Did LG save Android before it began?
18th Aug 2011 | 10:38
Korean's balking at Android deal might have been catalyst
The name LG could have been as synonymous with Google's OS as HTC, according to an article on Android founder Andy Rubin.
The Wall Street Journal (subscription required) has published a look at the rise of the operating system - and the most interesting fact claimed is that LG backed out of a deal to be the primary partner for Android in 2007.
HTC brought the first three Android phones to market and now enjoys a status as one of the world's largest smartphone makers, whereas LG is struggling to make waves in the same industry.
It's an interesting point of conjecture - did LG lose out, or did Google and Android really win big by not having the Korean firm as a primary partner?
I'd have to go with the latter - we've seen LG's propensity to make sub-par phones when it comes to user interfaces (S-Class' spinning cube UI combined with a resistive touchscreen was never going to set the world on fire).
At the time when HTC was launching its Android smartphone brigade LG was still betting big on feature phones - the Viewty, Arena and Chocolate range were its take on next-gen phones and never really catapulted LG to market leader.
Whereas HTC became an integral player in the development of Android - John Wang, HTC's chief marketing officer once told me, "We had HTC employees running around the Google campus, wearing Google badges and eating Google food well before the first Android announcement."
Compromise is key
Therein lies the difference in my opinion: HTC was willing to work with Google (perhaps as a more acquiescent partner) to help build the correct hardware around Google's Android vision - it's hard to see LG not wanting to stamp its own authority all over the project and ruined the early simplicity of the UI with flying dodecahedrons or something.
Fast forward five years, and we're seeing accolades aplenty for HTC with the likes of the Desire and Sensation - and LG is pushing hard to capture the market with its Optimus range, ironically using Android as its primary operating system.
The article also claims that Android, now the world's largest smartphone operating system, nearly went out of business back in 2003 (prior to being acquired by Google) as Rubin struggled to get funding for the futuristic project.

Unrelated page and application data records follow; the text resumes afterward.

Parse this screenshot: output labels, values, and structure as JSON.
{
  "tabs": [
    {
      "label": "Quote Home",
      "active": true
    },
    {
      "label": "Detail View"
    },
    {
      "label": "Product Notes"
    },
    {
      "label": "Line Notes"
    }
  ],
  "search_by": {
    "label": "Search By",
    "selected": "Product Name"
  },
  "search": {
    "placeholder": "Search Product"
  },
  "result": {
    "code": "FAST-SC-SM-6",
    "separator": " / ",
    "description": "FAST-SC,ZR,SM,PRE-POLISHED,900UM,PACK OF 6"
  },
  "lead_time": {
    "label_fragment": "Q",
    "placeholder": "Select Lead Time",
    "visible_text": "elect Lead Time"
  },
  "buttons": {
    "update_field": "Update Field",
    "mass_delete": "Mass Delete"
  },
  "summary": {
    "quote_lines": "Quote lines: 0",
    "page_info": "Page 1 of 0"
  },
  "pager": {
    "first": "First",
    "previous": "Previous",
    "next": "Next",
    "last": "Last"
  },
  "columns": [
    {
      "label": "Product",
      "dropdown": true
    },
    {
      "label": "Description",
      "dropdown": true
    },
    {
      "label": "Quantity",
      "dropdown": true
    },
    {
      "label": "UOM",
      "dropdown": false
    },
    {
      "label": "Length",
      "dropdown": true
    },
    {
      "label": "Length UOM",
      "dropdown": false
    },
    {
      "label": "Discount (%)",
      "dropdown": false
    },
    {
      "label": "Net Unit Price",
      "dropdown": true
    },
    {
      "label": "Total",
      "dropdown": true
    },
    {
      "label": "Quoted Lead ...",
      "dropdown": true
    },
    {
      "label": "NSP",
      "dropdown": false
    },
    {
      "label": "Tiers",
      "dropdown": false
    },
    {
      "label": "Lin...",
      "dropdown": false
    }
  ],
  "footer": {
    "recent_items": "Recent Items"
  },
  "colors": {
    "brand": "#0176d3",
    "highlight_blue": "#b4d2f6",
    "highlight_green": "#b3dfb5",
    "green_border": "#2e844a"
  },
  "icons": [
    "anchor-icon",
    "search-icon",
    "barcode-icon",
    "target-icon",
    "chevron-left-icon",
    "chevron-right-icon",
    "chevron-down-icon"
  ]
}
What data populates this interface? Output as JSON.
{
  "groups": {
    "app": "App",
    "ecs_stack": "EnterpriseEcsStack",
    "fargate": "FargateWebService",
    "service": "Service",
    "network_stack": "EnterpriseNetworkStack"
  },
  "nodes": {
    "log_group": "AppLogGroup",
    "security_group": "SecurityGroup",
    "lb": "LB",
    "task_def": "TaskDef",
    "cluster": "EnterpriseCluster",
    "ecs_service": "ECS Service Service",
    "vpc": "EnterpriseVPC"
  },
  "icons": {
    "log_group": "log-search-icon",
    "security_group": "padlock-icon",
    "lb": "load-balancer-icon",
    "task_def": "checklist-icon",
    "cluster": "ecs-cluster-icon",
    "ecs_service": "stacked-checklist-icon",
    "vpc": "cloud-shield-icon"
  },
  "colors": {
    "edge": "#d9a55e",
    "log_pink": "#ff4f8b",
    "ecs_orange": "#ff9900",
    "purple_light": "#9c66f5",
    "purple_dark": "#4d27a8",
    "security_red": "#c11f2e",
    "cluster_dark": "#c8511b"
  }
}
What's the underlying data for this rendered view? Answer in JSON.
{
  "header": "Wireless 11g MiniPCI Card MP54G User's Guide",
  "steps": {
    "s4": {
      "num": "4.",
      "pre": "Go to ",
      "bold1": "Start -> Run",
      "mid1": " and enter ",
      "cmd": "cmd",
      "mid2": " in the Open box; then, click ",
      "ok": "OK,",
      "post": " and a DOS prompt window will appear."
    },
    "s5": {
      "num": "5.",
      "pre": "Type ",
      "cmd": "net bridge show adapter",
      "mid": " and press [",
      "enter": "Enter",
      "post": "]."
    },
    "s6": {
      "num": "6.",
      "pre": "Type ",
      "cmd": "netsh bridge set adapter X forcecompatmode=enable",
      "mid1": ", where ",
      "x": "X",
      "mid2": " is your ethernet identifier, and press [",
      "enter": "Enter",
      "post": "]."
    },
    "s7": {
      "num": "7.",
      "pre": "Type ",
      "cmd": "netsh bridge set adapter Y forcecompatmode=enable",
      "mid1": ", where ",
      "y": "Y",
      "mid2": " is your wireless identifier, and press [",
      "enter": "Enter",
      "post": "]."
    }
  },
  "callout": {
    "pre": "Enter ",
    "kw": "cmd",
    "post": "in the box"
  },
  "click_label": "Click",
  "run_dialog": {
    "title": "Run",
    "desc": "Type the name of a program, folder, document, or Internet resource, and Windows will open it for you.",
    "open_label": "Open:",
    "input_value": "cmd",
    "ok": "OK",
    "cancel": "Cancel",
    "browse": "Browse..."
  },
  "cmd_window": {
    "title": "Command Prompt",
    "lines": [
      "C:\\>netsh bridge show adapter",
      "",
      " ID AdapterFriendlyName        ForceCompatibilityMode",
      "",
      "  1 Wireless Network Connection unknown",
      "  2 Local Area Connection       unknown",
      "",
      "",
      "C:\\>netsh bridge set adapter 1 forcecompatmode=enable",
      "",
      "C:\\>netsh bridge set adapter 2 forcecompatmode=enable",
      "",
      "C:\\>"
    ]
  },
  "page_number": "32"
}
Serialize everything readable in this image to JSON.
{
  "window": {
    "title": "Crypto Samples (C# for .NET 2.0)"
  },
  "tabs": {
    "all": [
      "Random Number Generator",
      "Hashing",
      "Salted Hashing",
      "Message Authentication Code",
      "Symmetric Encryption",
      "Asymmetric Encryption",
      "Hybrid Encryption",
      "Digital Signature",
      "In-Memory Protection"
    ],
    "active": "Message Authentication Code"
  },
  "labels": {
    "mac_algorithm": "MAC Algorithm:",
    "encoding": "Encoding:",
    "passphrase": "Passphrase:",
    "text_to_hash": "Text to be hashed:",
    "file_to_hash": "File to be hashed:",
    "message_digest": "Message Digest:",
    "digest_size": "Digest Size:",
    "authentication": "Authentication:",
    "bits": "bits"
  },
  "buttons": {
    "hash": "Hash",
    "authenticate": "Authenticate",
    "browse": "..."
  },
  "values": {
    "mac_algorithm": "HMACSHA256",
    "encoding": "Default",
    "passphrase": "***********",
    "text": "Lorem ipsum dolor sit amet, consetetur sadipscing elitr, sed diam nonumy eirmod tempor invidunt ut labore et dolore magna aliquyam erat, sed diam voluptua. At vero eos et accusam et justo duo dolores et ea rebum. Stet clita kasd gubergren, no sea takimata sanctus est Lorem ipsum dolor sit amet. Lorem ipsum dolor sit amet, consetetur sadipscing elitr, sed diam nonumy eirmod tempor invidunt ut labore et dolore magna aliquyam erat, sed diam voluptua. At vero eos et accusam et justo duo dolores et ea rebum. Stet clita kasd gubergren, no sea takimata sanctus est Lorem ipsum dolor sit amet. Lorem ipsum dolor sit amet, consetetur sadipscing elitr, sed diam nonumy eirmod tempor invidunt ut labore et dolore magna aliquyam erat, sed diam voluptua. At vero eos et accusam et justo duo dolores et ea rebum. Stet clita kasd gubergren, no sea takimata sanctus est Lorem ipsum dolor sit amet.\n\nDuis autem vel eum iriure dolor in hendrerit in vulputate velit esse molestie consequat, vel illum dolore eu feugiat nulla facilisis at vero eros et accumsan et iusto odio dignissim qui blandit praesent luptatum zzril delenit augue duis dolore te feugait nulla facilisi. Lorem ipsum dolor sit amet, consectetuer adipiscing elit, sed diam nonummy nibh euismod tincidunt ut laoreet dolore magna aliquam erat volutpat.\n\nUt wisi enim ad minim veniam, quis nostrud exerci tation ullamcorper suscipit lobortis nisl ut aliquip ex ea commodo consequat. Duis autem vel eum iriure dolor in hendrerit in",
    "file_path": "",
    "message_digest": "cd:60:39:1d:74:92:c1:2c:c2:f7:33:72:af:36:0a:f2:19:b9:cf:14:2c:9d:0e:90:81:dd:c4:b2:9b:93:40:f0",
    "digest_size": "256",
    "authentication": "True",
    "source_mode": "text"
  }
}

It was only in a meeting with Google founders Sergei Brin and Larry Page, fans of Rubin's Sidekick phone project with Danger, that the possibilities were outlined and the Android gravy train pulled out of the station - which would probably mean Apple's iOS would have more market share than it could shake a stick at now, and Nokia would still be claiming that Symbian was a world-beating OS.